Sometimes, advice on how not to do turns out to be the most practical, because simple guides and recommendations always leave room for wrong decisions. That’s why we decided to share some examples of bad user experience with you.
20 Great Examples of How You Can Ruin User Experience
So, let’s not keep you waiting: here they are — the most stupid mistakes in creating UX, which even experienced webmasters often make.
#1 — Autoplay of audio/video
Needless to say, one of the most annoying things that can overtake website users is the instantaneous audio playback when opening a web page. In short, instead of forcing your website visitors to turn down the volume in a hurry, just provide a default mute with an option to turn it off.
#2 — Misuse of breaking news
Is COVID-19 making you feel bad? Our furniture will fix that. Our sushi delivery will fix that. Our phones will fix it. Similar, perhaps less literal, phrases can be found on almost every website whose administrators decided to add a little relevance to its textual content. Please don’t do that. You shouldn’t drag any world problems to your business niche if it’s not connected with them.

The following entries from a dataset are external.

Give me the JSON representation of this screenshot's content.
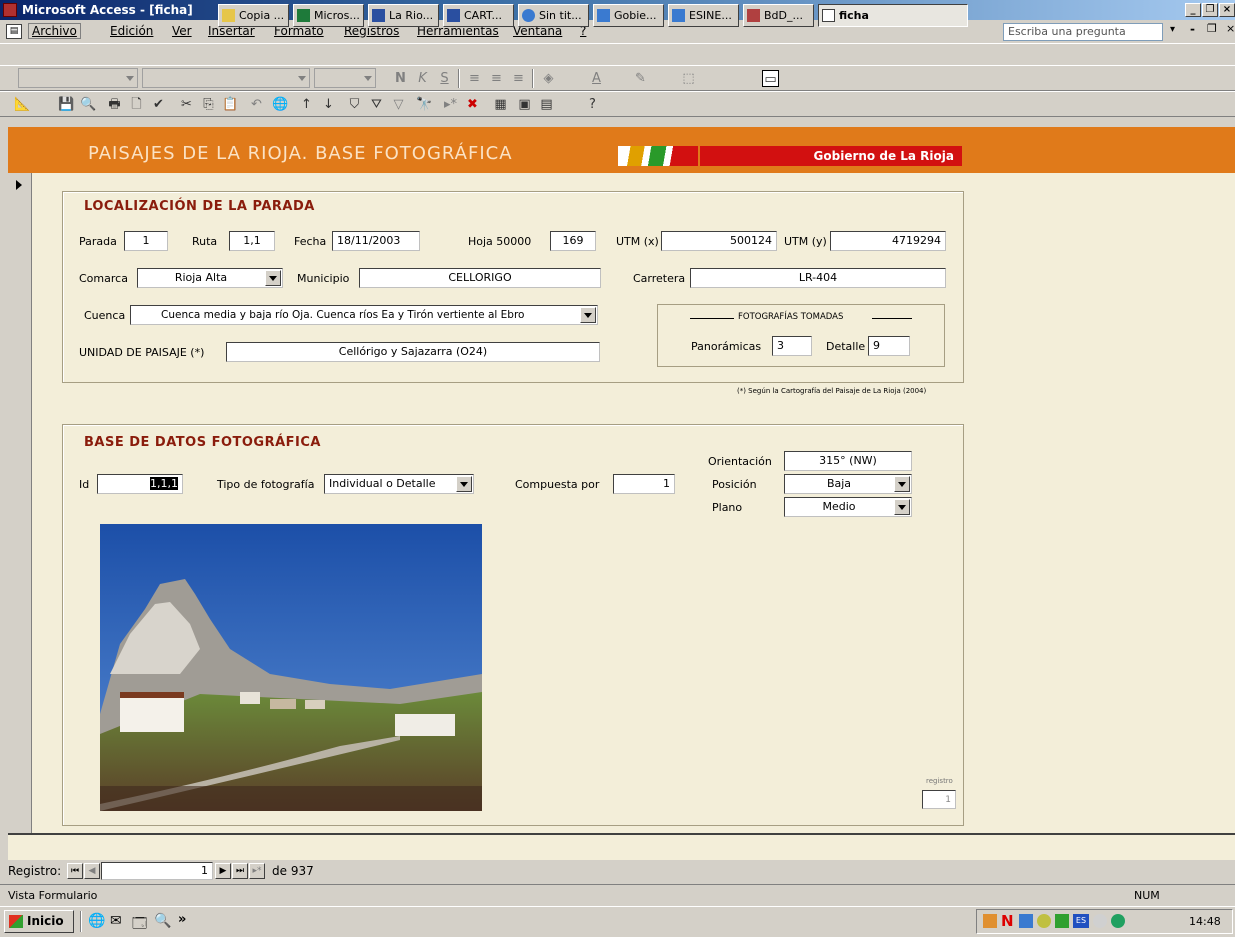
{
  "window": {
    "title": "Microsoft Access - [ficha]"
  },
  "menu": {
    "items": [
      "Archivo",
      "Edición",
      "Ver",
      "Insertar",
      "Formato",
      "Registros",
      "Herramientas",
      "Ventana",
      "?"
    ],
    "ask_placeholder": "Escriba una pregunta"
  },
  "banner": {
    "title": "PAISAJES DE LA RIOJA. BASE FOTOGRÁFICA",
    "logo_text": "Gobierno de La Rioja"
  },
  "localizacion": {
    "title": "LOCALIZACIÓN DE LA PARADA",
    "parada_label": "Parada",
    "parada": "1",
    "ruta_label": "Ruta",
    "ruta": "1,1",
    "fecha_label": "Fecha",
    "fecha": "18/11/2003",
    "hoja_label": "Hoja 50000",
    "hoja": "169",
    "utmx_label": "UTM (x)",
    "utmx": "500124",
    "utmy_label": "UTM (y)",
    "utmy": "4719294",
    "comarca_label": "Comarca",
    "comarca": "Rioja Alta",
    "municipio_label": "Municipio",
    "municipio": "CELLORIGO",
    "carretera_label": "Carretera",
    "carretera": "LR-404",
    "cuenca_label": "Cuenca",
    "cuenca": "Cuenca media y baja río Oja. Cuenca ríos Ea y Tirón vertiente al Ebro",
    "unidad_label": "UNIDAD DE PAISAJE (*)",
    "unidad": "Cellórigo y Sajazarra (O24)",
    "fotos_title": "FOTOGRAFÍAS TOMADAS",
    "panoramicas_label": "Panorámicas",
    "panoramicas": "3",
    "detalle_label": "Detalle",
    "detalle": "9",
    "footnote": "(*) Según la Cartografía del Paisaje de La Rioja (2004)"
  },
  "base": {
    "title": "BASE DE DATOS FOTOGRÁFICA",
    "id_label": "Id",
    "id": "1,1,1",
    "tipo_label": "Tipo de fotografía",
    "tipo": "Individual o Detalle",
    "compuesta_label": "Compuesta por",
    "compuesta": "1",
    "orientacion_label": "Orientación",
    "orientacion": "315° (NW)",
    "posicion_label": "Posición",
    "posicion": "Baja",
    "plano_label": "Plano",
    "plano": "Medio",
    "registro_label": "registro",
    "registro": "1"
  },
  "nav": {
    "label": "Registro:",
    "current": "1",
    "of": "de 937"
  },
  "status": {
    "left": "Vista Formulario",
    "num": "NUM"
  },
  "taskbar": {
    "start": "Inicio",
    "tasks": [
      "Copia ...",
      "Micros...",
      "La Rio...",
      "CART...",
      "Sin tit...",
      "Gobie...",
      "ESINE...",
      "BdD_...",
      "ficha"
    ],
    "time": "14:48"
  },
  "colors": {
    "banner": "#e07a1a",
    "form_bg": "#f3eed9",
    "title_red": "#8a1c0c"
  }
}
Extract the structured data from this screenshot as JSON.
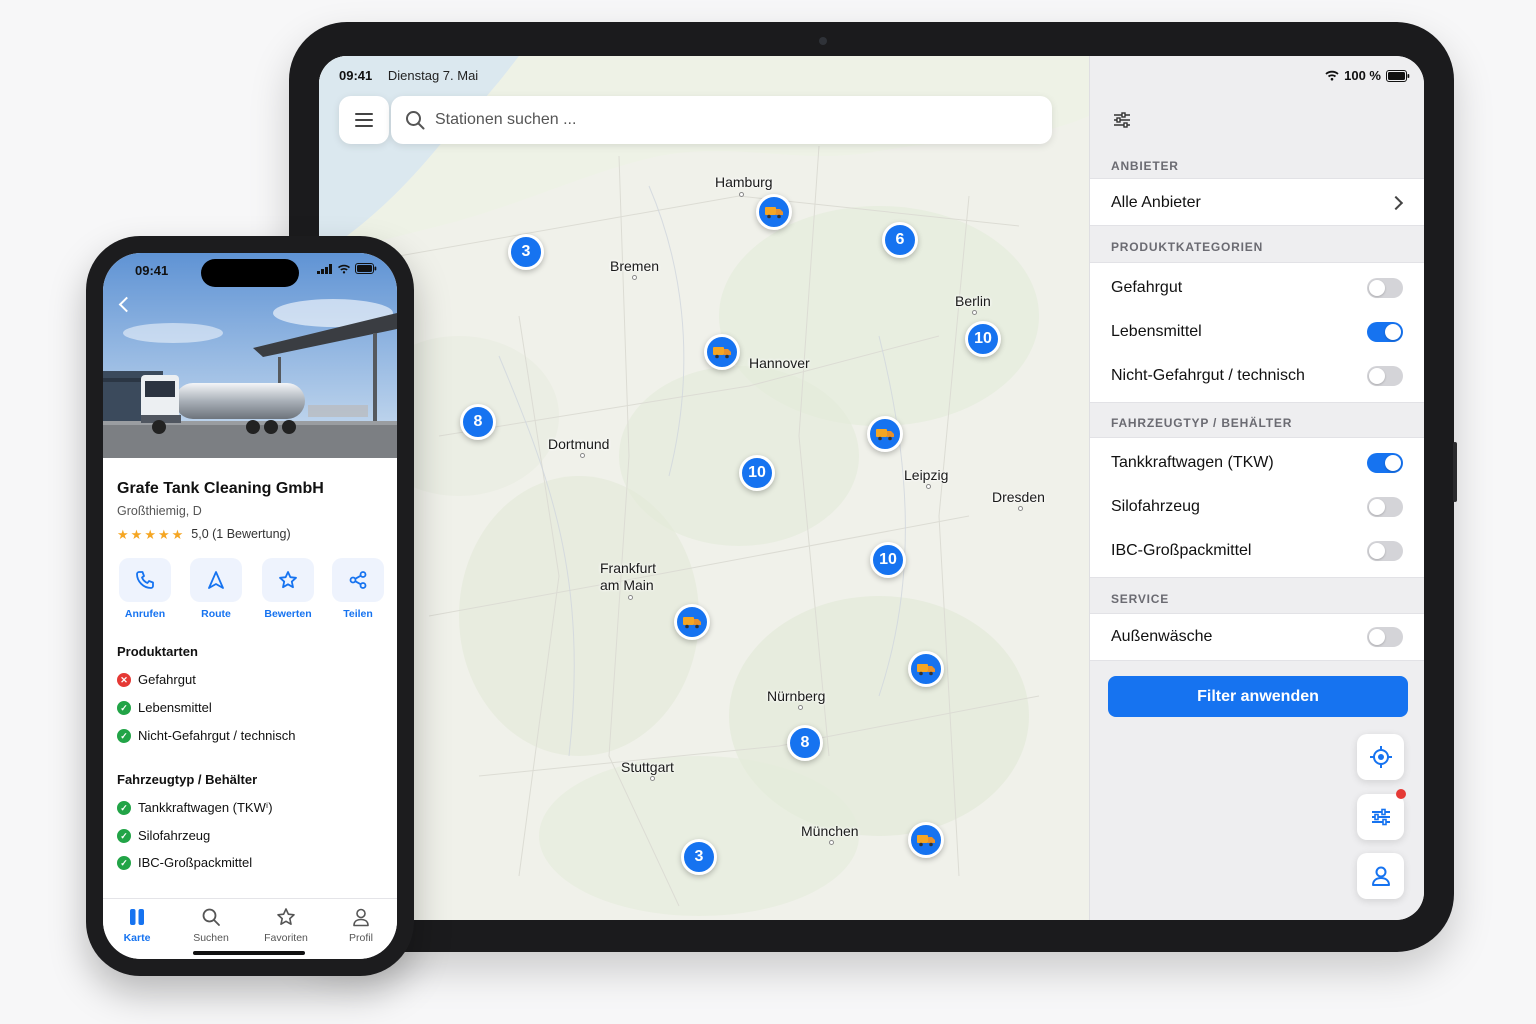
{
  "tablet": {
    "status": {
      "time": "09:41",
      "date": "Dienstag 7. Mai",
      "battery": "100 %"
    },
    "search": {
      "placeholder": "Stationen suchen ..."
    },
    "map": {
      "cities": [
        "Hamburg",
        "Bremen",
        "Berlin",
        "Hannover",
        "Dortmund",
        "Leipzig",
        "Dresden",
        "Frankfurt",
        "am Main",
        "Nürnberg",
        "Stuttgart",
        "München"
      ],
      "clusters": [
        "3",
        "6",
        "10",
        "8",
        "10",
        "10",
        "8",
        "3"
      ],
      "truck_marker_icon": "truck-icon"
    },
    "filter": {
      "header_icon": "sliders-icon",
      "provider": {
        "title": "ANBIETER",
        "value": "Alle Anbieter"
      },
      "product_categories": {
        "title": "PRODUKTKATEGORIEN",
        "items": [
          {
            "label": "Gefahrgut",
            "on": false
          },
          {
            "label": "Lebensmittel",
            "on": true
          },
          {
            "label": "Nicht-Gefahrgut / technisch",
            "on": false
          }
        ]
      },
      "vehicle_type": {
        "title": "FAHRZEUGTYP / BEHÄLTER",
        "items": [
          {
            "label": "Tankkraftwagen (TKW)",
            "on": true
          },
          {
            "label": "Silofahrzeug",
            "on": false
          },
          {
            "label": "IBC-Großpackmittel",
            "on": false
          }
        ]
      },
      "service": {
        "title": "SERVICE",
        "items": [
          {
            "label": "Außenwäsche",
            "on": false
          }
        ]
      },
      "apply_label": "Filter anwenden"
    },
    "fab_icons": [
      "locate-icon",
      "filter-icon",
      "profile-icon"
    ],
    "accent": "#1673f0"
  },
  "phone": {
    "status": {
      "time": "09:41"
    },
    "station": {
      "name": "Grafe Tank Cleaning GmbH",
      "location": "Großthiemig, D",
      "rating_text": "5,0 (1 Bewertung)",
      "stars": 5
    },
    "actions": [
      "Anrufen",
      "Route",
      "Bewerten",
      "Teilen"
    ],
    "product_types": {
      "title": "Produktarten",
      "items": [
        {
          "label": "Gefahrgut",
          "ok": false
        },
        {
          "label": "Lebensmittel",
          "ok": true
        },
        {
          "label": "Nicht-Gefahrgut / technisch",
          "ok": true
        }
      ]
    },
    "vehicle_types": {
      "title": "Fahrzeugtyp / Behälter",
      "items": [
        {
          "label": "Tankkraftwagen (TKWⁱ)",
          "ok": true
        },
        {
          "label": "Silofahrzeug",
          "ok": true
        },
        {
          "label": "IBC-Großpackmittel",
          "ok": true
        }
      ]
    },
    "tabs": [
      "Karte",
      "Suchen",
      "Favoriten",
      "Profil"
    ],
    "active_tab": "Karte"
  }
}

#3 — Unstructured web forms
The forms below are quite simple. They may not confuse anyone (although such cases also happen), but the “aftertaste” after visiting websites with such forms won’t be pleasant. Spend a few extra minutes to personalize your forms.
#4 — Long dropdowns
Have you ever tried to get to the needed item in a dropdown menu when it has to be scrolled? Believe us, this is not an easy task, especially for mobile users. Do not complicate their lives, this is not an easy thing, alas.
#5 — Violation of the three-click rule
Have you checked how many clicks a user needs to make on your website to complete the desired action? If for basic tasks this number exceeds three, something in your UX is definitely not right.
#6 — Сhecklists with a large number of options
Did you know that checklists were originally created so that the user could give a binary yes or no answer? This is not entirely true, there may be more options, but you definitely shouldn’t abuse them.
#7 — Plenty of tooltips
Have you ever had tooltips clutter up important parts of the interface? We are sure that each of us has faced a similar situation. Indeed, if your interface requires such detailed explanations, perhaps it’s a bad interface and needs to be made more intuitive?
#8 — Low discoverability
Are you sure that your users won’t have to look for a needle in a haystack? We are talking about features that should be visible to the naked eye. Decide on the priority functionality and only then complete the less important interface elements.
#9 — Annoying color scheme
If color were so unimportant, there would be no Pantone Color Institute. In fact, people pay a lot of attention to color, and this rule applies to website color scheme as well. Therefore, instead of choosing something brighter, take an interest in what shades have the most beneficial effect on human perception.
#10 — Complex password requirements
Do you share secret Pentagon data on your website? Or maybe post conspiracy theories? If this is not so, why allow only people with outstanding memory to access its resources? Apparently, only they will be able to access their accounts on your website due to the high password requirements.
#11 — CAPTCHA overuse
We never understood why a CAPTCHA was required to enter an account on the marketplace because usually, robots have nothing to do there. If you want users to love your UX, don’t put sand in the wheels when they try to load web pages.
#12 — Incorrect use of demo content
If your website is required to promote extra content on a paid basis, there is no need to embed offers to download demo content on every web page. This will quickly bother your visitors by having to constantly click ‘X’ to close the popup.
#13 — Lack of intuitiveness
Very often, the creative thinking of webmasters takes precedence over sanity. As a result, they create solutions, as in the example below. What to click, where to click? Let me move on to another website.
#14 — Specific jargon
You don’t have to use buzzwords to be trendy. After all, how do you know who will be the next visitor to your website? Perhaps it will be a person far from your main target audience. Please don’t forget about it. Speak clearly.
#15 — Empty space
Too little content? Come on, if even when the Internet is turned off, Google finds something to captivate users with (we all played with pixel Tirex), you should also have enough imagination to fill in empty spaces on such a web page.
#16 — Authorization issues
Authorization on the website is a reason to increase conversion rates. Why then complicate this procedure? Offer to test your login form with at least a couple of people to make sure it’s not complicated.
#17 — Overuse in words
Finding a good copywriter is not an easy task. However, it’s much more difficult to analyze later why users don’t visit your website as often as you would like. Look for those who can write concisely and to the point, and you won’t go wrong.
#18 — Unneeded messages
There is nothing worse than texting your boss that you want to quit, change your mind, hastily delete the message, and then try to explain what you wanted to write in it. We are talking about the example below. Many web solutions fall short of this approach. Unlike yours, if you follow our recommendations.
#19 — Lack o recommendations what to do
Consider that users are children who need clear instructions on what to do next and how to do it.
#20 — Load delay
Don’t keep your users waiting. A few years ago, an acceptable download speed was equal to three seconds. Today this number is much less.
We hope that we have saved you from mistakes that make it difficult for your website visitors to interact with its interface. Therefore, now you are one step closer to creating the perfect user experience.